**EXERCISE DETAILS**: In this exercise, reproduce all the entries that follow exactly.

Data about app and page elements
+++
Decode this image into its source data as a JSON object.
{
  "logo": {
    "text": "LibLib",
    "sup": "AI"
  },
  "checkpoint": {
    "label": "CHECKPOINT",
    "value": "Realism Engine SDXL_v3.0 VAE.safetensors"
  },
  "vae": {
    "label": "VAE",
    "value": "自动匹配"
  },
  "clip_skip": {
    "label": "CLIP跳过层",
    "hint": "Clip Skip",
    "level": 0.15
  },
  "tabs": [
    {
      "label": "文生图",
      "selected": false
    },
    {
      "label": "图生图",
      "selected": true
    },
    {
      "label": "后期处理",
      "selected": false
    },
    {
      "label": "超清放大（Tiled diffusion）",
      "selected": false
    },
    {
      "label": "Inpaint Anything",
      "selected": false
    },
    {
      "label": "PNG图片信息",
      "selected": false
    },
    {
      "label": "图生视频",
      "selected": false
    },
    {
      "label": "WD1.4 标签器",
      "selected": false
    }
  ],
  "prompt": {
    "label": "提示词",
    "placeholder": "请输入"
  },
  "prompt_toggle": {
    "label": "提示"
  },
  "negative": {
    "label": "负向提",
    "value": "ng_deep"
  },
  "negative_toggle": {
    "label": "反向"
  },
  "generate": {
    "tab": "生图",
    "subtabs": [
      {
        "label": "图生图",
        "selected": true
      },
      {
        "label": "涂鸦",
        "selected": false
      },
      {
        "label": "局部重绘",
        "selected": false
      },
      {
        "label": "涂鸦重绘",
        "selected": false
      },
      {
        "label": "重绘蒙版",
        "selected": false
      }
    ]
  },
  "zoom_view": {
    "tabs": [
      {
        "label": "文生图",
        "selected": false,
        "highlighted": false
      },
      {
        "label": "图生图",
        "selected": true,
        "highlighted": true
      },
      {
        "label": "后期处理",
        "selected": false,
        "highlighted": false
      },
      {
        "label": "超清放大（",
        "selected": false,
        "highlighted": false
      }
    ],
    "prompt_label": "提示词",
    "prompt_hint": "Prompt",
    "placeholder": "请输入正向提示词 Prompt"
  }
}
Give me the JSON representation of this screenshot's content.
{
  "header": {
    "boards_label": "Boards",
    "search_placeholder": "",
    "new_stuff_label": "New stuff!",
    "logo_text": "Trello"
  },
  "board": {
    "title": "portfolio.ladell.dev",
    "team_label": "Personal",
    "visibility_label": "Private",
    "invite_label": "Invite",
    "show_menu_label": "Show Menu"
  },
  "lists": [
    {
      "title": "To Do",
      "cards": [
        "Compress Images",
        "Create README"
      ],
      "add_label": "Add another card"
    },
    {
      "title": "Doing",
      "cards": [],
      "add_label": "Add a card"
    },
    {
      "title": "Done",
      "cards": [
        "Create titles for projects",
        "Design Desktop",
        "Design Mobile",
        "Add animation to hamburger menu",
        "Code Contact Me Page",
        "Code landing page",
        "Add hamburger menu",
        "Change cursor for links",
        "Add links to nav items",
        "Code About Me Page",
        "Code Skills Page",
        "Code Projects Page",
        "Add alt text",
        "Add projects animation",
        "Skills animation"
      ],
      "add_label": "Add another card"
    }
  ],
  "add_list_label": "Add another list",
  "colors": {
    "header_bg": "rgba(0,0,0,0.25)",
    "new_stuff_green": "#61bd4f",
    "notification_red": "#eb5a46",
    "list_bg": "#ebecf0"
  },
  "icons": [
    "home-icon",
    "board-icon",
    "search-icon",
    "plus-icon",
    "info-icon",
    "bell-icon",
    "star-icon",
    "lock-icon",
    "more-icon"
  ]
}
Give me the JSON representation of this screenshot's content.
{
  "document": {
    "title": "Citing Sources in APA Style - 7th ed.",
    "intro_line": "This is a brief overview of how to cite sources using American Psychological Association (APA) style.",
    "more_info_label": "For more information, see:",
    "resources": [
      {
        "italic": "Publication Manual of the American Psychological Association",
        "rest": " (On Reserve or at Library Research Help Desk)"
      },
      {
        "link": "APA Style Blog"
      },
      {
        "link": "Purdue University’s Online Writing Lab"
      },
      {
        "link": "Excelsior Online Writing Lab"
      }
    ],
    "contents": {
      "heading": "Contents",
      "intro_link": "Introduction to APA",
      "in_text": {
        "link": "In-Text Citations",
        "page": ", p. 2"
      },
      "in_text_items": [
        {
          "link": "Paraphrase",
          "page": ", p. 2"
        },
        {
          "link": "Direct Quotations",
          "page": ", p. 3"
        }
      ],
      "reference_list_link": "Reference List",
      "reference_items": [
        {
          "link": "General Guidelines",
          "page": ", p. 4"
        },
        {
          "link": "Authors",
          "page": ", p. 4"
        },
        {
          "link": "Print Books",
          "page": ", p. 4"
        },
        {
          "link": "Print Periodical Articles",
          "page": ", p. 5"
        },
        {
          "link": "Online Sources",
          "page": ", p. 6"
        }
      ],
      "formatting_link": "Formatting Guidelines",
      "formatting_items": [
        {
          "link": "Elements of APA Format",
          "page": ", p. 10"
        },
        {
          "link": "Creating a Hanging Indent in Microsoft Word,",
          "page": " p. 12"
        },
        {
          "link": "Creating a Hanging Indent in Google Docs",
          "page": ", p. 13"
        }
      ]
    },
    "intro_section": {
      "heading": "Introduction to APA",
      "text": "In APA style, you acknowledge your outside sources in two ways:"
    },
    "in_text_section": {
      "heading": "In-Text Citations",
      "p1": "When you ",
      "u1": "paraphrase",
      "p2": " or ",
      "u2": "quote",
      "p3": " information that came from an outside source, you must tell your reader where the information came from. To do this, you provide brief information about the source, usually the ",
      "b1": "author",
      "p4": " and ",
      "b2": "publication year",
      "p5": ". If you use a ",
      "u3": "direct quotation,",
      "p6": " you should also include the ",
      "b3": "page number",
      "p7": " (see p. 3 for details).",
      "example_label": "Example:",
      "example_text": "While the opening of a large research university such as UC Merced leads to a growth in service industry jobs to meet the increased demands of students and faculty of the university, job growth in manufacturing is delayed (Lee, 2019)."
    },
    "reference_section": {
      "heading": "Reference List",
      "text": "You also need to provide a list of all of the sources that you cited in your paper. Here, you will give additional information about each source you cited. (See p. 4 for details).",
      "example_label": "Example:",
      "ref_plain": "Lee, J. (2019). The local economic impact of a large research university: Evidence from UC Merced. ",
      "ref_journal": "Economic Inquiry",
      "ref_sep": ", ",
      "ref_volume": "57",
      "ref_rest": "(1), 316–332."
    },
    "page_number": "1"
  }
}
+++
**ANSWER SECTION**:
Decode this image into its source data as a JSON object.
{
  "logo": {
    "text": "LibLib",
    "sup": "AI"
  },
  "checkpoint": {
    "label": "CHECKPOINT",
    "value": "Realism Engine SDXL_v3.0 VAE.safetensors"
  },
  "vae": {
    "label": "VAE",
    "value": "自动匹配"
  },
  "clip_skip": {
    "label": "CLIP跳过层",
    "hint": "Clip Skip",
    "level": 0.15
  },
  "tabs": [
    {
      "label": "文生图",
      "selected": false
    },
    {
      "label": "图生图",
      "selected": true
    },
    {
      "label": "后期处理",
      "selected": false
    },
    {
      "label": "超清放大（Tiled diffusion）",
      "selected": false
    },
    {
      "label": "Inpaint Anything",
      "selected": false
    },
    {
      "label": "PNG图片信息",
      "selected": false
    },
    {
      "label": "图生视频",
      "selected": false
    },
    {
      "label": "WD1.4 标签器",
      "selected": false
    }
  ],
  "prompt": {
    "label": "提示词",
    "placeholder": "请输入"
  },
  "prompt_toggle": {
    "label": "提示"
  },
  "negative": {
    "label": "负向提",
    "value": "ng_deep"
  },
  "negative_toggle": {
    "label": "反向"
  },
  "generate": {
    "tab": "生图",
    "subtabs": [
      {
        "label": "图生图",
        "selected": true
      },
      {
        "label": "涂鸦",
        "selected": false
      },
      {
        "label": "局部重绘",
        "selected": false
      },
      {
        "label": "涂鸦重绘",
        "selected": false
      },
      {
        "label": "重绘蒙版",
        "selected": false
      }
    ]
  },
  "zoom_view": {
    "tabs": [
      {
        "label": "文生图",
        "selected": false,
        "highlighted": false
      },
      {
        "label": "图生图",
        "selected": true,
        "highlighted": true
      },
      {
        "label": "后期处理",
        "selected": false,
        "highlighted": false
      },
      {
        "label": "超清放大（",
        "selected": false,
        "highlighted": false
      }
    ],
    "prompt_label": "提示词",
    "prompt_hint": "Prompt",
    "placeholder": "请输入正向提示词 Prompt"
  }
}
Give me the JSON representation of this screenshot's content.
{
  "header": {
    "boards_label": "Boards",
    "search_placeholder": "",
    "new_stuff_label": "New stuff!",
    "logo_text": "Trello"
  },
  "board": {
    "title": "portfolio.ladell.dev",
    "team_label": "Personal",
    "visibility_label": "Private",
    "invite_label": "Invite",
    "show_menu_label": "Show Menu"
  },
  "lists": [
    {
      "title": "To Do",
      "cards": [
        "Compress Images",
        "Create README"
      ],
      "add_label": "Add another card"
    },
    {
      "title": "Doing",
      "cards": [],
      "add_label": "Add a card"
    },
    {
      "title": "Done",
      "cards": [
        "Create titles for projects",
        "Design Desktop",
        "Design Mobile",
        "Add animation to hamburger menu",
        "Code Contact Me Page",
        "Code landing page",
        "Add hamburger menu",
        "Change cursor for links",
        "Add links to nav items",
        "Code About Me Page",
        "Code Skills Page",
        "Code Projects Page",
        "Add alt text",
        "Add projects animation",
        "Skills animation"
      ],
      "add_label": "Add another card"
    }
  ],
  "add_list_label": "Add another list",
  "colors": {
    "header_bg": "rgba(0,0,0,0.25)",
    "new_stuff_green": "#61bd4f",
    "notification_red": "#eb5a46",
    "list_bg": "#ebecf0"
  },
  "icons": [
    "home-icon",
    "board-icon",
    "search-icon",
    "plus-icon",
    "info-icon",
    "bell-icon",
    "star-icon",
    "lock-icon",
    "more-icon"
  ]
}
Give me the JSON representation of this screenshot's content.
{
  "document": {
    "title": "Citing Sources in APA Style - 7th ed.",
    "intro_line": "This is a brief overview of how to cite sources using American Psychological Association (APA) style.",
    "more_info_label": "For more information, see:",
    "resources": [
      {
        "italic": "Publication Manual of the American Psychological Association",
        "rest": " (On Reserve or at Library Research Help Desk)"
      },
      {
        "link": "APA Style Blog"
      },
      {
        "link": "Purdue University’s Online Writing Lab"
      },
      {
        "link": "Excelsior Online Writing Lab"
      }
    ],
    "contents": {
      "heading": "Contents",
      "intro_link": "Introduction to APA",
      "in_text": {
        "link": "In-Text Citations",
        "page": ", p. 2"
      },
      "in_text_items": [
        {
          "link": "Paraphrase",
          "page": ", p. 2"
        },
        {
          "link": "Direct Quotations",
          "page": ", p. 3"
        }
      ],
      "reference_list_link": "Reference List",
      "reference_items": [
        {
          "link": "General Guidelines",
          "page": ", p. 4"
        },
        {
          "link": "Authors",
          "page": ", p. 4"
        },
        {
          "link": "Print Books",
          "page": ", p. 4"
        },
        {
          "link": "Print Periodical Articles",
          "page": ", p. 5"
        },
        {
          "link": "Online Sources",
          "page": ", p. 6"
        }
      ],
      "formatting_link": "Formatting Guidelines",
      "formatting_items": [
        {
          "link": "Elements of APA Format",
          "page": ", p. 10"
        },
        {
          "link": "Creating a Hanging Indent in Microsoft Word,",
          "page": " p. 12"
        },
        {
          "link": "Creating a Hanging Indent in Google Docs",
          "page": ", p. 13"
        }
      ]
    },
    "intro_section": {
      "heading": "Introduction to APA",
      "text": "In APA style, you acknowledge your outside sources in two ways:"
    },
    "in_text_section": {
      "heading": "In-Text Citations",
      "p1": "When you ",
      "u1": "paraphrase",
      "p2": " or ",
      "u2": "quote",
      "p3": " information that came from an outside source, you must tell your reader where the information came from. To do this, you provide brief information about the source, usually the ",
      "b1": "author",
      "p4": " and ",
      "b2": "publication year",
      "p5": ". If you use a ",
      "u3": "direct quotation,",
      "p6": " you should also include the ",
      "b3": "page number",
      "p7": " (see p. 3 for details).",
      "example_label": "Example:",
      "example_text": "While the opening of a large research university such as UC Merced leads to a growth in service industry jobs to meet the increased demands of students and faculty of the university, job growth in manufacturing is delayed (Lee, 2019)."
    },
    "reference_section": {
      "heading": "Reference List",
      "text": "You also need to provide a list of all of the sources that you cited in your paper. Here, you will give additional information about each source you cited. (See p. 4 for details).",
      "example_label": "Example:",
      "ref_plain": "Lee, J. (2019). The local economic impact of a large research university: Evidence from UC Merced. ",
      "ref_journal": "Economic Inquiry",
      "ref_sep": ", ",
      "ref_volume": "57",
      "ref_rest": "(1), 316–332."
    },
    "page_number": "1"
  }
}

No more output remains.